Injustice: Gods Among Us offers over two dozen playable characters including those available so far through download content like Lobo. Many other DC characters appear in cameo roles throughout so you definitely are deeply immersed into the DC universe.
Luigi’s Mansion: Dark Moon
Published by: Nintendo
Luigi’s Mansion: Dark Moon is the long-awaited sequel to Luigi’s Mansion, one of the most popular games for the Nintendo Game Cube. Mario’s timid, reluctant hero brother Luigi is once again armed with his trusty flashlight and Poltergust 5000 vacuum cleaner to clean up the ghosts in several haunted mansions. When the Dark Moon above Evershade Valley is broken, the ghosts in the area become hostile. Professor E. Gadd calls upon Luigi to recover the six pieces of the Dark Moon and restore order to the valley.
Luigi will make his way through give progressively more difficult haunted mansions, collecting ghosts, uncovering hidden items and treasure, and solving puzzles. Of all the great heroes we have in videogames today it is perhaps sheepish Luigi who has the most personality. Fantastic animations and expressions highlight the experience of playing Luigi who makes Scooby and Shaggy seem fearless by comparison. As he carefully makes his way through the mansions he nervously hums along to the soundtrack, afraid of what me behind the door or around the next corner.

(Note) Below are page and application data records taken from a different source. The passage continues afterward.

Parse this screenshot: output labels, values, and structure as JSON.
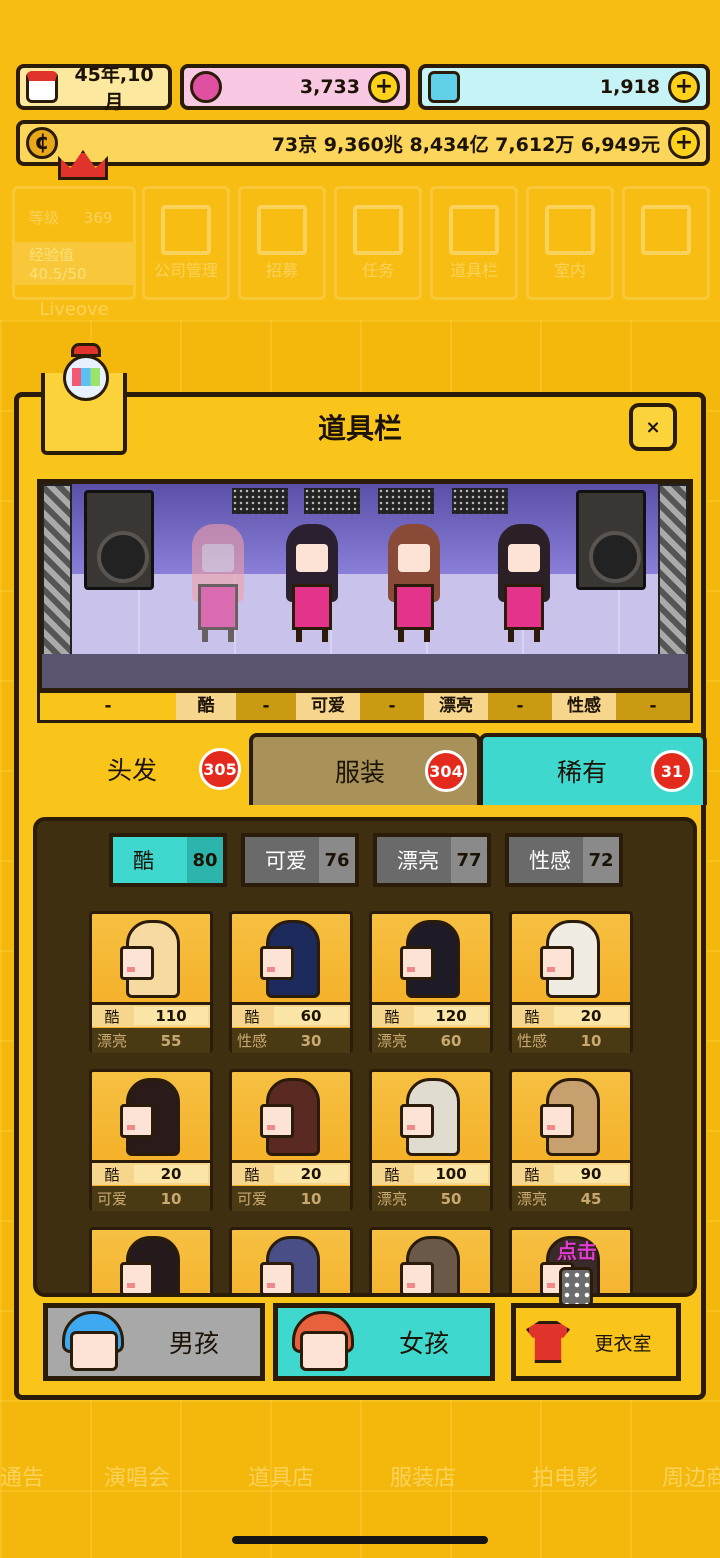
{
  "top": {
    "date": "45年,10月",
    "gems": "3,733",
    "diamonds": "1,918",
    "money": "73京 9,360兆 8,434亿 7,612万 6,949元"
  },
  "level": {
    "label": "等级",
    "value": "369",
    "exp_label": "经验值",
    "exp_value": "40.5/50",
    "company": "Liveove"
  },
  "menu": [
    "公司管理",
    "招募",
    "任务",
    "道具栏",
    "室内"
  ],
  "panel": {
    "title": "道具栏",
    "close": "×"
  },
  "stage_tabs": [
    "-",
    "酷",
    "-",
    "可爱",
    "-",
    "漂亮",
    "-",
    "性感",
    "-"
  ],
  "tabs": [
    {
      "label": "头发",
      "count": "305"
    },
    {
      "label": "服装",
      "count": "304"
    },
    {
      "label": "稀有",
      "count": "31"
    }
  ],
  "filters": [
    {
      "label": "酷",
      "count": "80"
    },
    {
      "label": "可爱",
      "count": "76"
    },
    {
      "label": "漂亮",
      "count": "77"
    },
    {
      "label": "性感",
      "count": "72"
    }
  ],
  "items": [
    {
      "s1": "酷",
      "v1": "110",
      "s2": "漂亮",
      "v2": "55",
      "hair": "#f7d9a2"
    },
    {
      "s1": "酷",
      "v1": "60",
      "s2": "性感",
      "v2": "30",
      "hair": "#1c2a5c"
    },
    {
      "s1": "酷",
      "v1": "120",
      "s2": "漂亮",
      "v2": "60",
      "hair": "#1e1a26"
    },
    {
      "s1": "酷",
      "v1": "20",
      "s2": "性感",
      "v2": "10",
      "hair": "#f0ece4"
    },
    {
      "s1": "酷",
      "v1": "20",
      "s2": "可爱",
      "v2": "10",
      "hair": "#2a1a1a"
    },
    {
      "s1": "酷",
      "v1": "20",
      "s2": "可爱",
      "v2": "10",
      "hair": "#5a2a22"
    },
    {
      "s1": "酷",
      "v1": "100",
      "s2": "漂亮",
      "v2": "50",
      "hair": "#e0dccf"
    },
    {
      "s1": "酷",
      "v1": "90",
      "s2": "漂亮",
      "v2": "45",
      "hair": "#c8a070"
    }
  ],
  "partial_items": [
    {
      "hair": "#241a1c"
    },
    {
      "hair": "#4a4e86"
    },
    {
      "hair": "#6a5848"
    },
    {
      "hair": "#3a2a2a"
    }
  ],
  "bottom": {
    "boy": "男孩",
    "girl": "女孩",
    "wardrobe": "更衣室",
    "tip": "点击"
  },
  "bottom_menu": [
    "通告",
    "演唱会",
    "道具店",
    "服装店",
    "拍电影",
    "周边商"
  ]
}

The game captures the cartoon-like creepiness of old time 30s and 40s cartoons with creaky sounds, flashes of lightning, cobwebbed covered hallways, and of course, the ghosts! The slapstick brand of humor, usually at the expense of Luigi, also calls to mind old Disney and Warner Bros. cartoons. Equally entertaining are all of those ghosts. You might forget you’re supposed to capture them because they can be so entertaining with their antics. The ghosts come in a lot of variety so they don’t get stale. The usual process is to stun them with the flashlight and then suck them up. But as you progress through the game the ghosts do so also, making them harder to capture.

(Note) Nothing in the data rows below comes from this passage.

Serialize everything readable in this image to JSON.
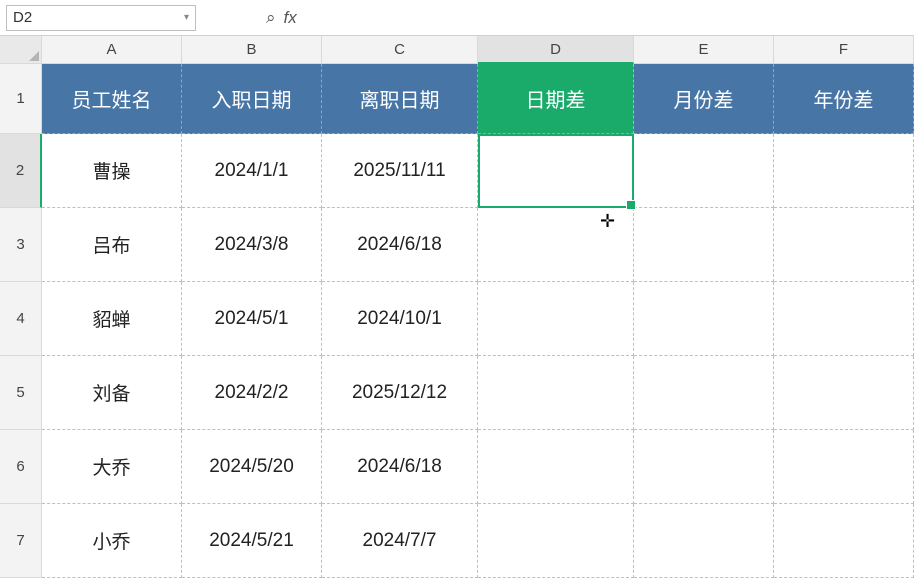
{
  "formula_bar": {
    "name_box_value": "D2",
    "fx_label": "fx",
    "formula_value": ""
  },
  "columns": [
    "A",
    "B",
    "C",
    "D",
    "E",
    "F"
  ],
  "active_column": "D",
  "active_row": 2,
  "headers": {
    "A": "员工姓名",
    "B": "入职日期",
    "C": "离职日期",
    "D": "日期差",
    "E": "月份差",
    "F": "年份差"
  },
  "highlight_header_col": "D",
  "rows": [
    {
      "num": 2,
      "A": "曹操",
      "B": "2024/1/1",
      "C": "2025/11/11",
      "D": "",
      "E": "",
      "F": ""
    },
    {
      "num": 3,
      "A": "吕布",
      "B": "2024/3/8",
      "C": "2024/6/18",
      "D": "",
      "E": "",
      "F": ""
    },
    {
      "num": 4,
      "A": "貂蝉",
      "B": "2024/5/1",
      "C": "2024/10/1",
      "D": "",
      "E": "",
      "F": ""
    },
    {
      "num": 5,
      "A": "刘备",
      "B": "2024/2/2",
      "C": "2025/12/12",
      "D": "",
      "E": "",
      "F": ""
    },
    {
      "num": 6,
      "A": "大乔",
      "B": "2024/5/20",
      "C": "2024/6/18",
      "D": "",
      "E": "",
      "F": ""
    },
    {
      "num": 7,
      "A": "小乔",
      "B": "2024/5/21",
      "C": "2024/7/7",
      "D": "",
      "E": "",
      "F": ""
    }
  ],
  "selection": {
    "cell": "D2"
  },
  "icons": {
    "zoom": "⌕",
    "cursor": "✛",
    "dropdown": "▾"
  },
  "colors": {
    "header_blue": "#4776a6",
    "header_green": "#1aaa6a"
  }
}
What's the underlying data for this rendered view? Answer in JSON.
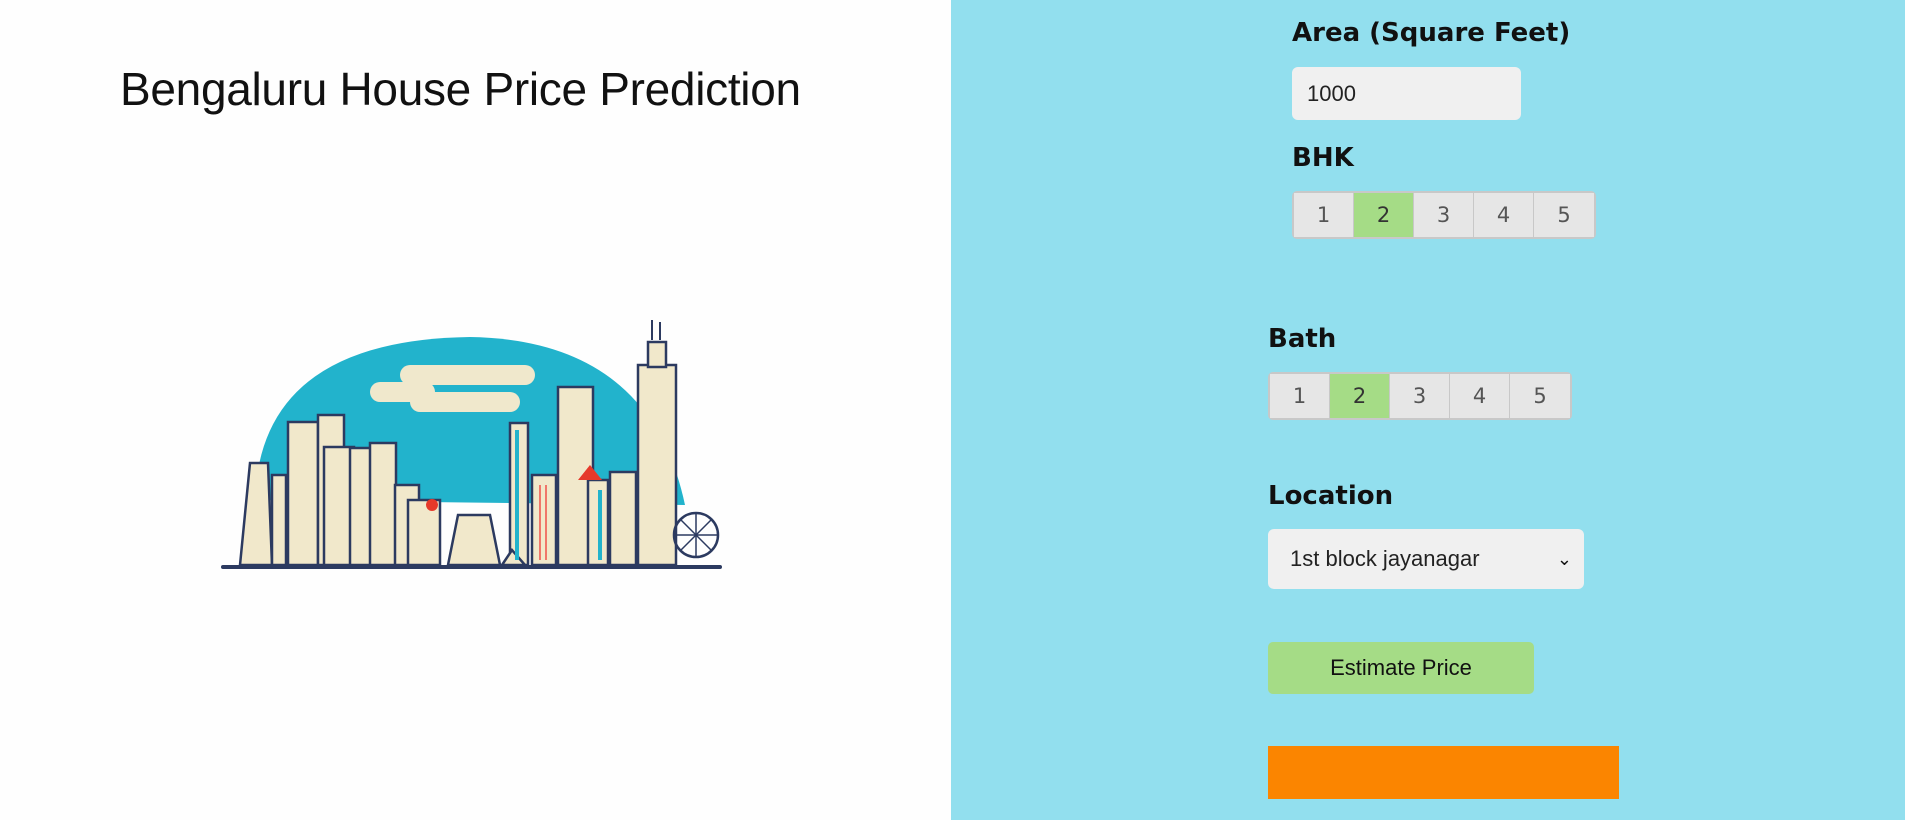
{
  "header": {
    "title": "Bengaluru House Price Prediction"
  },
  "illustration": {
    "icon": "bangalore-skyline-illustration"
  },
  "form": {
    "area": {
      "label": "Area (Square Feet)",
      "value": "1000"
    },
    "bhk": {
      "label": "BHK",
      "options": [
        "1",
        "2",
        "3",
        "4",
        "5"
      ],
      "selected": "2"
    },
    "bath": {
      "label": "Bath",
      "options": [
        "1",
        "2",
        "3",
        "4",
        "5"
      ],
      "selected": "2"
    },
    "location": {
      "label": "Location",
      "selected": "1st block jayanagar",
      "icon": "chevron-down-icon"
    },
    "estimate_label": "Estimate Price",
    "result_text": ""
  },
  "colors": {
    "right_panel_bg": "#92dfee",
    "active_option": "#a5dc86",
    "button_bg": "#a5dc86",
    "result_bg": "#fb8500"
  }
}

But Luigi’s Mansion: Dark Moon isn’t just about ghost hunting…this is a scavenger hunt on the grandest of scales. Explore every nook and cranny and move every object because there are hundreds of items to find from treasure like coins, gems, gold bars…there are even gag prizes that don’t benefit you in any way but do keep things fresh, funny, and lively. Treasure also helps increase the power of your vacuum so uncovering as much loot as possible is a definite plus.
The puzzles can be surprisingly complex and even a bit frustrating at times. Those mischievous ghosts have a habit of making important objects like doors and levers invisible and consequently leaving you stuck as how to proceed. You’ve got to search carefully with your flashlight to find that object that will let you move on. One thing that definitely hinders progress and is the most frustrating part of the game is the limited checkpoints. Failing at any point in a level sends you back to the beginning to redo it. To say this is tedious would be a vast understatement. I seriously considered hurling my 3DS through my living room after having to repeat one Godforsaken level too many times to count! Honestly it was almost a deal breaker for the game and that would have been too bad.
Unlike the first Luigi’s Mansion, Dark Moon features a multi-player mode referred to as ScareScraper. Up to four players can play as a different colored Luigi in four different objective-based modes. While it’s not overly robust it certainly adds to the replay value. Beautifully designed levels and a spooky sense of humor make for a worthy sequel to the 2001 original despite some frustrating moments.